WYP Welcomes New Board Members
Wilderness Youth Project (WYP), the leading nature connection organization in Santa Barbara County, is proud to announce the addition of Devon Azzam and Teresa Romero as Board Trustees.
With the addition of these two respected leaders, WYP is responding to our community’s increasing recognition that all children need nature. Their leadership will support WYP’s efforts to deepen opportunities for local youth to connect with nature.
Operating summer camps, an outdoor early childhood program, after-school nature-based programs, and a subsidized program called “Bridge to Nature” in local low-income public schools and at community partner sites, WYP brings nature connection to more than a thousand children a year on a weekly basis, building on the fact that nature connection makes kids “smarter, healthier and happier.”
“Devon and Teresa both have impressive histories of working in their communities to provide access and support for environmental education and nature connection." WYP Executive Director Dan Fontaine said. “Recruiting them to the board will help us serve local children even more fully."
WYP Board members oversee governance, finance, and fundraising, and act as ambassadors to the community. The Board of Trustees also includes Amy Schneider, April Price, MS, Brook Eiler, Carrie Kappel, Ph.D., Chris Ragland, Graciela Cabello, Kyra Rogers, MSW, Laura Russell, CPA, and Lena Morán-Acereto, M.A. Ed.
New Board Member Bios:
Azzam is overjoyed to be able to call Santa Barbara home after a long journey of finding her way back after graduating from UC Santa Barbara. Azzam majored in environmental studies and cultural anthropology and stayed at UCSB to earn her multiple subject teaching credential and master of education. With a passion for making connections between core content and outdoor experiences, Azzam taught in the traditional classroom for 8 years, then had the opportunity to work with schools in San Diego and Orange County to develop school garden programs. She was the co-founder of a non-profit aimed at greening schoolyards and supporting school gardens and worked as an outdoor education consultant. In 2019, Azzam and her family had the opportunity to return to Santa Barbara. Her two children have found community through participation in WYP programs. Through her work as Assistant Director of Outreach in the Gevirtz School of Education at UCSB, Devon is passionate about supporting WYP’s Bridge to Nature program and finding more ways to provide all children access to nature connection. Most recently, Devon has taken on the role of Regional Director of the California Global Education Project at UCSB and is beginning her journey as a doctoral student where she intends to knit together the ideas and experiences she has gathered along her career path in regards to early childhood, nature connection, and school environments.

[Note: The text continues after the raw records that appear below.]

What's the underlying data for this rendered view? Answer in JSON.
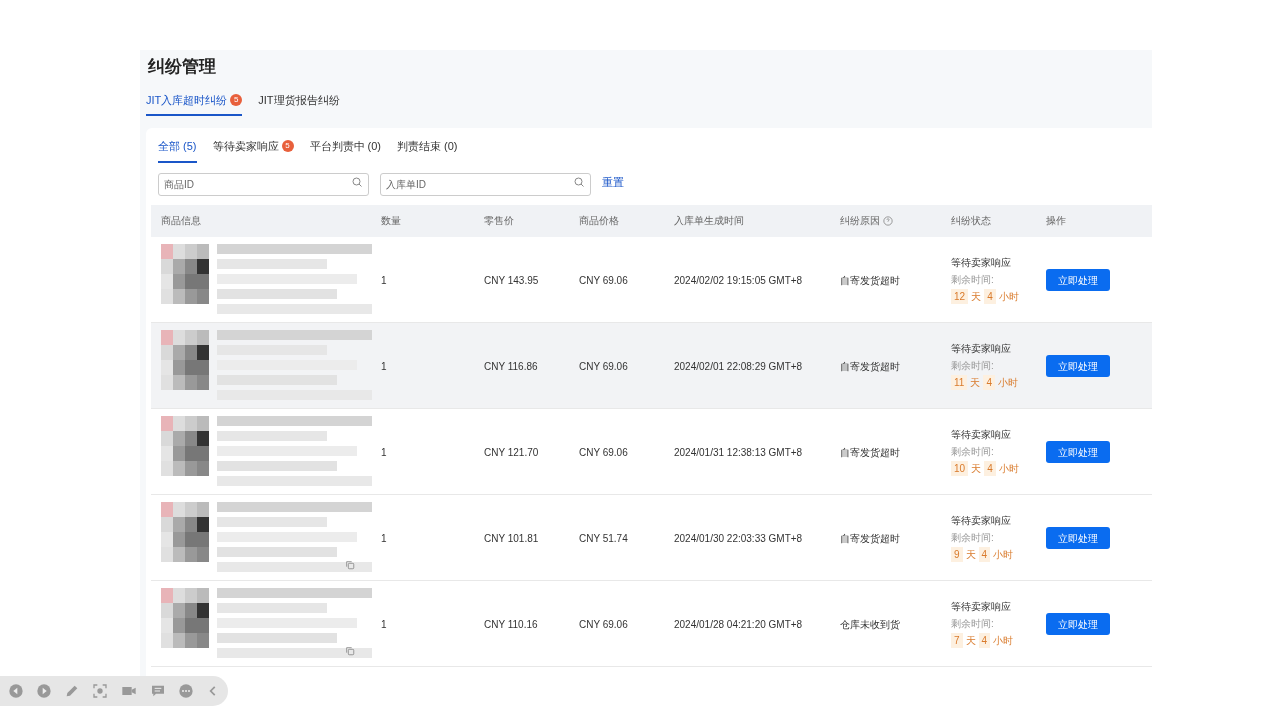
{
  "page_title": "纠纷管理",
  "top_tabs": [
    {
      "label": "JIT入库超时纠纷",
      "badge": "5",
      "selected": true
    },
    {
      "label": "JIT理货报告纠纷",
      "selected": false
    }
  ],
  "sub_tabs": [
    {
      "label": "全部 (5)",
      "selected": true
    },
    {
      "label": "等待卖家响应",
      "badge": "5",
      "selected": false
    },
    {
      "label": "平台判责中 (0)",
      "selected": false
    },
    {
      "label": "判责结束 (0)",
      "selected": false
    }
  ],
  "filters": [
    {
      "placeholder": "商品ID"
    },
    {
      "placeholder": "入库单ID"
    }
  ],
  "reset_link": "重置",
  "table": {
    "columns": [
      "商品信息",
      "数量",
      "零售价",
      "商品价格",
      "入库单生成时间",
      "纠纷原因",
      "纠纷状态",
      "操作"
    ],
    "rows": [
      {
        "quantity": "1",
        "retail_price": "CNY 143.95",
        "price": "CNY 69.06",
        "created": "2024/02/02 19:15:05 GMT+8",
        "reason": "自寄发货超时",
        "status": "等待卖家响应",
        "remaining_label": "剩余时间:",
        "days": "12",
        "day_unit": "天",
        "hours": "4",
        "hour_unit": "小时",
        "action": "立即处理",
        "highlighted": false,
        "copy_icon": false
      },
      {
        "quantity": "1",
        "retail_price": "CNY 116.86",
        "price": "CNY 69.06",
        "created": "2024/02/01 22:08:29 GMT+8",
        "reason": "自寄发货超时",
        "status": "等待卖家响应",
        "remaining_label": "剩余时间:",
        "days": "11",
        "day_unit": "天",
        "hours": "4",
        "hour_unit": "小时",
        "action": "立即处理",
        "highlighted": true,
        "copy_icon": false
      },
      {
        "quantity": "1",
        "retail_price": "CNY 121.70",
        "price": "CNY 69.06",
        "created": "2024/01/31 12:38:13 GMT+8",
        "reason": "自寄发货超时",
        "status": "等待卖家响应",
        "remaining_label": "剩余时间:",
        "days": "10",
        "day_unit": "天",
        "hours": "4",
        "hour_unit": "小时",
        "action": "立即处理",
        "highlighted": false,
        "copy_icon": false
      },
      {
        "quantity": "1",
        "retail_price": "CNY 101.81",
        "price": "CNY 51.74",
        "created": "2024/01/30 22:03:33 GMT+8",
        "reason": "自寄发货超时",
        "status": "等待卖家响应",
        "remaining_label": "剩余时间:",
        "days": "9",
        "day_unit": "天",
        "hours": "4",
        "hour_unit": "小时",
        "action": "立即处理",
        "highlighted": false,
        "copy_icon": true
      },
      {
        "quantity": "1",
        "retail_price": "CNY 110.16",
        "price": "CNY 69.06",
        "created": "2024/01/28 04:21:20 GMT+8",
        "reason": "仓库未收到货",
        "status": "等待卖家响应",
        "remaining_label": "剩余时间:",
        "days": "7",
        "day_unit": "天",
        "hours": "4",
        "hour_unit": "小时",
        "action": "立即处理",
        "highlighted": false,
        "copy_icon": true
      }
    ]
  }
}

Romero serves as the Environmental Director for the Santa Ynez Band of Chumash Indians; is an enrolled member of the Coastal Band of Chumash and is a member Syuxtun Plant Collective, a traditional plant collective focusing on tending, gathering and preparation of traditional plants. She has served on the MPA Statewide Leadership Team as a Southern California Tribal Representative since 2019; serves on the Executive Committee for the Central Coast Climate Justice Network; and is an elected representative for the Region 9 EPA Tribal Caucus and the steering committee for Central Coast Climate Collaborative. Romero has worked for over 20 years assisting Tribal Communities on projects, such as acquiring lands for the Kashia Band of Pomo Indians, protecting Treaty Rights (Little River Band of Ottawa Indians), and preserving traditional cultural knowledge for her Chumash community. Romero has deep ties to her traditional homelands and resources. Romero, with three other indigenous women, created a non-profit, the Native Coast Action Network to help west coast indigenous communities build capacity and assist in implementing cultural and environmental initiatives. Romero enjoys time at the ocean, traditional gathering and spending time with her family and community.
More about WYP:
The mission of Wilderness Youth Project is to foster confidence, health, and a lifelong love of learning for young people and families through active outdoor experiences and mentoring.
WYP takes participants to resource-rich locations, such as creeks, beaches, mountain trails, and open spaces in Santa Barbara’s abundant front country. The core routines include child-centered exploration, awareness, and the building of naturalist skills. They use a nature-based mentoring curriculum that combines experience in nature with a hands-on learning process. Participants are with WYP many times over the course of a season, deepening connections with themselves, the group, their mentors, and the places they go.